US announces first funding for women's economic empowerment initiative

USAID chief Mark Green (left), White House adviser Ivanka Trump (center), and women association president Bamba Awa (right) meet women entrepreneurs at the demonstration cocoa farm in Adzope, Ivory Coast. Photo by: REUTERS / Luc Gnago

WASHINGTON — When the U.S. government launched the Women’s Global Development and Prosperity Initiative in February it offered few details about what the whole of government effort around women’s empowerment would entail.

On Wednesday the first round of funding announcements — $27 million to 14 projects tackling issues from land rights, to workforce training in the tech sector and access to value chains — was made at an event featuring presidential adviser Ivanka Trump and U.S. Agency for International Development Administrator Mark Green.

Launched in February, the W-GDP initiative aims to reach 50 million women by 2025 through its work in three key areas: supporting workforce development and skills training; helping women entrepreneurs with access to markets, capital, and networks; and working to change laws, regulations, and norms that limit women’s ability to fully participate in the economy.

The administration initially set aside $50 million at USAID in a W-GDP fund and on Wednesday announced that about half of it would go to a W-GDP Incentive Fund aimed at getting missions and field staff to put together proposals that could scale innovative local solutions, a senior administration official said in a press briefing.

USAID received more than 100 proposals from staff seeking funding for projects through the W-GDP Incentive Fund. Those were ranked and reviewed by an interagency panel and 14 concept notes were selected focusing on scaling effective programs and leveraging partnerships. Those 14 awardees will split $27 million for projects in 22 countries, leveraging more than $260 million from public and private sector partners and aiming to reach more than 100,000 women.

Three of the awardees were highlighted at Wednesday’s event: the Industree Foundation, a not-for-profit based in India that works to build women-owned collectives and links them to global value chains; Landesa, a not-for-profit focused on land rights; and a collaboration between Citigroup and Laboratoria focused on training women in Latin America for careers in the tech sector.

“What you’re seeing today is really how we’re using a new collaborative ethic to unlock dollars beyond just grants and contracts,” Green said, adding that the “all of government” approach is aligning incentives and is making an “enormous difference.”

Green said that this was just the beginning of the administration’s work on the initiative, which he sees as vital to its efforts to help countries on their “journey to self-reliance.”

Ivanka Trump spoke of the need to work on changing regulations, policies, and cultural norms that are holding women back, which she called “maybe the most critical” part of W-GDP’s work.

She applauded Côte d’Ivoire, which this week passed new laws as part of its family code giving women a more equal say in household financial decisions, the ability to inherit, and new protections against domestic violence.

“That’s the type of thing that will really create extraordinary transformative change,” she said.  

Trump also highlighted a State Department program that will bring a group of women to the U.S. later this year as part of an exchange to discuss barriers to change and how they can be addressed.
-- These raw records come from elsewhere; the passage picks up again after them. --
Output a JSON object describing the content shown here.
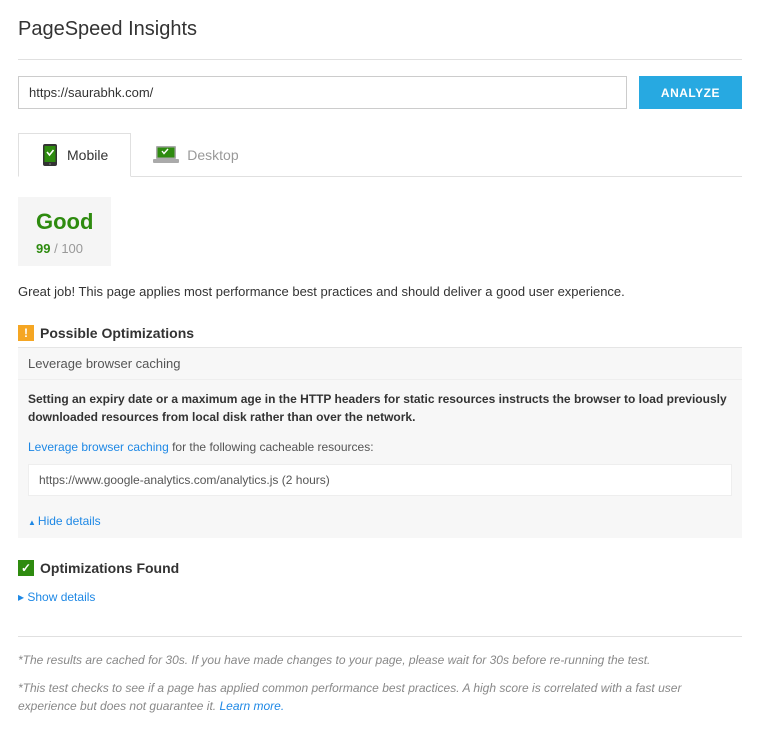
{
  "header": {
    "title": "PageSpeed Insights"
  },
  "urlbar": {
    "value": "https://saurabhk.com/",
    "analyze_label": "ANALYZE"
  },
  "tabs": {
    "mobile": "Mobile",
    "desktop": "Desktop"
  },
  "score": {
    "label": "Good",
    "value": "99",
    "separator": " / ",
    "total": "100"
  },
  "summary": "Great job! This page applies most performance best practices and should deliver a good user experience.",
  "possible": {
    "badge": "!",
    "title": "Possible Optimizations",
    "subheading": "Leverage browser caching",
    "description": "Setting an expiry date or a maximum age in the HTTP headers for static resources instructs the browser to load previously downloaded resources from local disk rather than over the network.",
    "link_text": "Leverage browser caching",
    "link_after": " for the following cacheable resources:",
    "resource": "https://www.google-analytics.com/analytics.js (2 hours)",
    "hide": "Hide details"
  },
  "found": {
    "badge": "✓",
    "title": "Optimizations Found",
    "show": "Show details"
  },
  "footer": {
    "note1": "*The results are cached for 30s. If you have made changes to your page, please wait for 30s before re-running the test.",
    "note2_a": "*This test checks to see if a page has applied common performance best practices. A high score is correlated with a fast user experience but does not guarantee it. ",
    "learn_more": "Learn more."
  }
}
The program aims to support local leadership and elevate role models while also learning from them.

While only $50 million was allocated to the W-GDP fund by USAID this year – a small amount for an initiative aiming to impact 50 million women – President Donald Trump requested additional funding for the next fiscal year to continue to support the initiative and it seems likely Congress will approve an allocation to the initiative.

Rep. Lois Frankel, a Democrat from Florida and Rep. Mike McCaul, a Republican from Texas — cosponsors of the Women's Entrepreneurship and Economic Empowerment Act, which passed last year — spoke about the bipartisan nature of global women’s economic empowerment. They highlighted the national security as well as economic and social benefits of investing in women.  

While the first funding announcements are out, some of the questions from the launch have not yet been answered, including exactly where the W-GDP initiative would be housed and how it would be operationalized. The latest announcements don’t shed much light on some of the operational questions, though it appears that the White House, led by Ivanka Trump, and USAID are spearheading the work.

About the author

  • Saldiner adva

    Adva Saldinger

    Adva Saldinger is an Associate Editor at Devex, where she covers the intersection of business and international development, as well as U.S. foreign aid policy. From partnerships to trade and social entrepreneurship to impact investing, Adva explores the role the private sector and private capital play in development. A journalist with more than 10 years of experience, she has worked at several newspapers in the U.S. and lived in both Ghana and South Africa.